SIgn up for Rev tour

A sign at Buttermilk for the Revolution Tour at the Aspen Open directs competitors to registration. Practice started Sunday for freeski and snowboard events that kick off today and continue through Friday.


The Revolution has begun

About 200 competitors are anticipated over five days of competition for the Revolution “Rev” Tour at Aspen Snowmass Open, said Sarah Emery, event manager for U.S. Ski and Snowboard.

Training kicked off Sunday at Buttermilk and competition shifts into high gear Monday with men’s freeski slopestyle qualifications from 10:30 a.m. until 12:30 p.m. and the finals starting at 2:30 p.m.

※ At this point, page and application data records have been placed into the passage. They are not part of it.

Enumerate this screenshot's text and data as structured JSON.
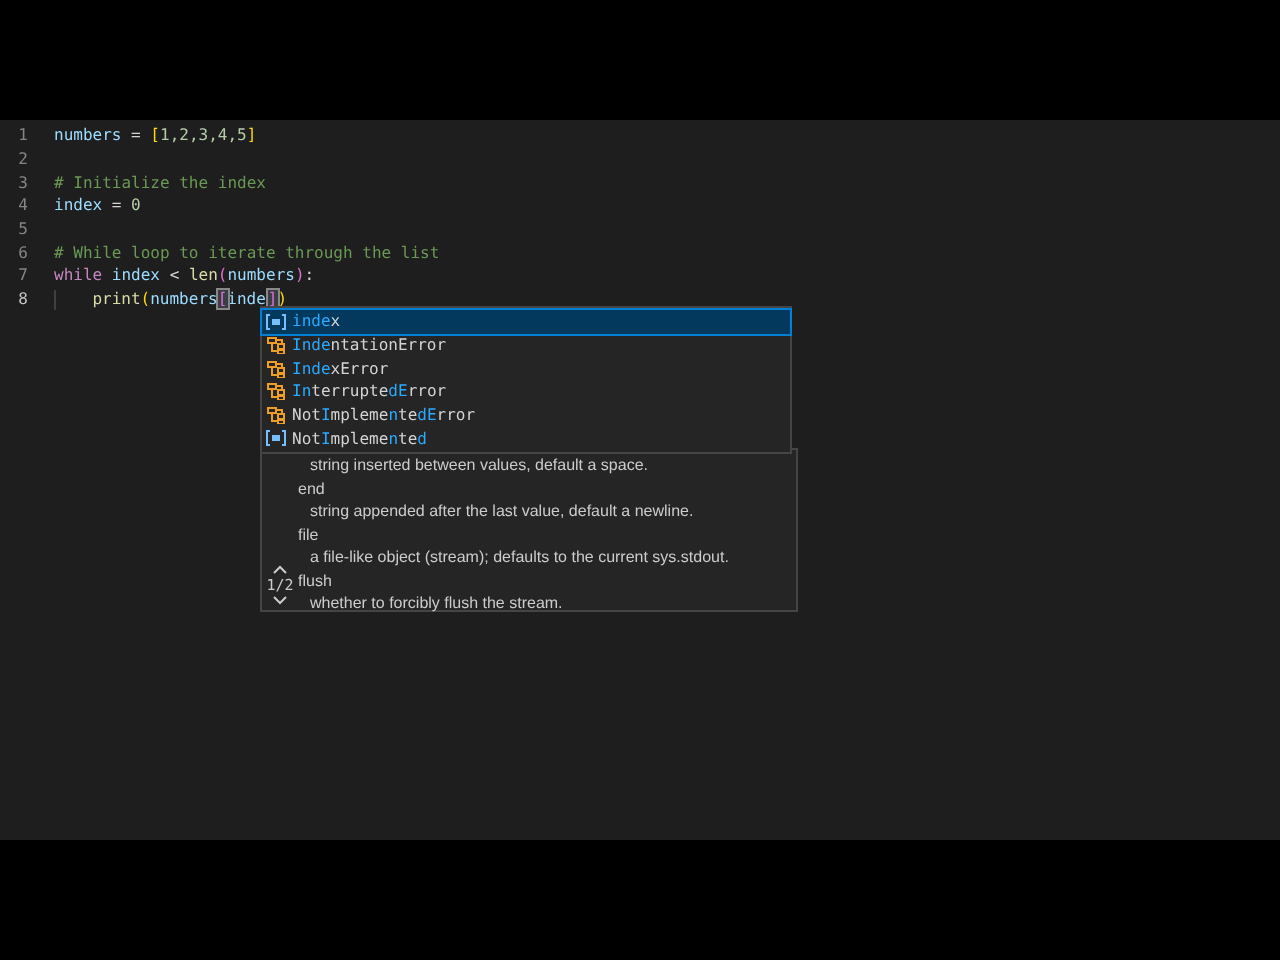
{
  "editor": {
    "lines": [
      {
        "number": "1",
        "active": false,
        "tokens": [
          {
            "kind": "var",
            "text": "numbers"
          },
          {
            "kind": "plain",
            "text": " = "
          },
          {
            "kind": "bracket",
            "text": "["
          },
          {
            "kind": "number",
            "text": "1,2,3,4,5"
          },
          {
            "kind": "bracket",
            "text": "]"
          }
        ]
      },
      {
        "number": "2",
        "active": false
      },
      {
        "number": "3",
        "active": false,
        "tokens": [
          {
            "kind": "comment",
            "text": "# Initialize the index"
          }
        ]
      },
      {
        "number": "4",
        "active": false,
        "tokens": [
          {
            "kind": "var",
            "text": "index"
          },
          {
            "kind": "plain",
            "text": " = "
          },
          {
            "kind": "number",
            "text": "0"
          }
        ]
      },
      {
        "number": "5",
        "active": false
      },
      {
        "number": "6",
        "active": false,
        "tokens": [
          {
            "kind": "comment",
            "text": "# While loop to iterate through the list"
          }
        ]
      },
      {
        "number": "7",
        "active": false,
        "tokens": [
          {
            "kind": "keyword",
            "text": "while"
          },
          {
            "kind": "var",
            "text": " index"
          },
          {
            "kind": "plain",
            "text": " < "
          },
          {
            "kind": "func",
            "text": "len"
          },
          {
            "kind": "bracket2",
            "text": "("
          },
          {
            "kind": "var",
            "text": "numbers"
          },
          {
            "kind": "bracket2",
            "text": ")"
          },
          {
            "kind": "plain",
            "text": ":"
          }
        ]
      },
      {
        "number": "8",
        "active": true,
        "tokens": [
          {
            "kind": "indent"
          },
          {
            "kind": "func",
            "text": "print"
          },
          {
            "kind": "bracket",
            "text": "("
          },
          {
            "kind": "var",
            "text": "numbers"
          },
          {
            "kind": "matched",
            "text": "["
          },
          {
            "kind": "var",
            "text": "inde"
          },
          {
            "kind": "cursor"
          },
          {
            "kind": "matched",
            "text": "]"
          },
          {
            "kind": "bracket",
            "text": ")"
          }
        ]
      }
    ]
  },
  "suggestions": [
    {
      "kind": "variable",
      "label": "**inde**x",
      "selected": true
    },
    {
      "kind": "class",
      "label": "**Inde**ntationError",
      "selected": false
    },
    {
      "kind": "class",
      "label": "**Inde**xError",
      "selected": false
    },
    {
      "kind": "class",
      "label": "**In**terrupte**dE**rror",
      "selected": false
    },
    {
      "kind": "class",
      "label": "Not**I**mpleme**n**te**dE**rror",
      "selected": false
    },
    {
      "kind": "variable",
      "label": "Not**I**mpleme**n**te**d**",
      "selected": false
    }
  ],
  "signature_help": {
    "page": "1/2",
    "lines": [
      {
        "kind": "desc",
        "text": "string inserted between values, default a space."
      },
      {
        "kind": "param",
        "text": "end"
      },
      {
        "kind": "desc",
        "text": "string appended after the last value, default a newline."
      },
      {
        "kind": "param",
        "text": "file"
      },
      {
        "kind": "desc",
        "text": "a file-like object (stream); defaults to the current sys.stdout."
      },
      {
        "kind": "param",
        "text": "flush"
      },
      {
        "kind": "desc",
        "text": "whether to forcibly flush the stream."
      }
    ]
  }
}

Halfpipe freeskiers have their day on Tuesday, with men’s qualifications at 10:30 a.m. and the finals at 4 p.m. Snowboard slopestyle for men and women begins at 8:45 a.m. on Wednesday with qualifications followed immediately by finals for women and men’s finals at 2:15 p.m.

Thursday features snowboard halfpipe for men, qualifications in the morning and finals starting at 2:30 p.m. while on Friday the focus is snowboard big air for men and women, starting at 9:15 a.m. with qualifications.

This is the 17th year for the Rev Tour, a stepping stone qualification event for athletes aged 13 to 19 years, who utilize many of the same courses used by X Games Aspen athletes. The venue will also host the FIS World Championships beginning March 8.

What happens after a wildfire?

On Thursday from 6 to 7:30 p.m., Roaring Fork Conservancy in Basalt will host a speaker as part of its Brooksher Watershed Institute whose presentations will address our most precious resource, water.

During “Grizzly Creek Wildfire — Estimating Post-Fire Watershed Response,” a free, virtual presentation via Zoom, hydrologic engineer Steve Hunter will discuss current water-related issues at the local, state and regional levels as well as provide opportunities for dialogue about what happens after a wildfire. Spoiler alert? There are three phases of wildfire restoration.

Before recently joining the city of Aspen, Hunter was a former Burned Area Emergency Response (BAER) coordinator and specialist on the White River National Forest, according to Roaring Fork Conservancy. He continues to work with the U.S. Forest Service and Bureau of Land Management on wildfires, including Grizzly Creek, which happened in 2020.

Register and find log-in details for the Feb. 25 event at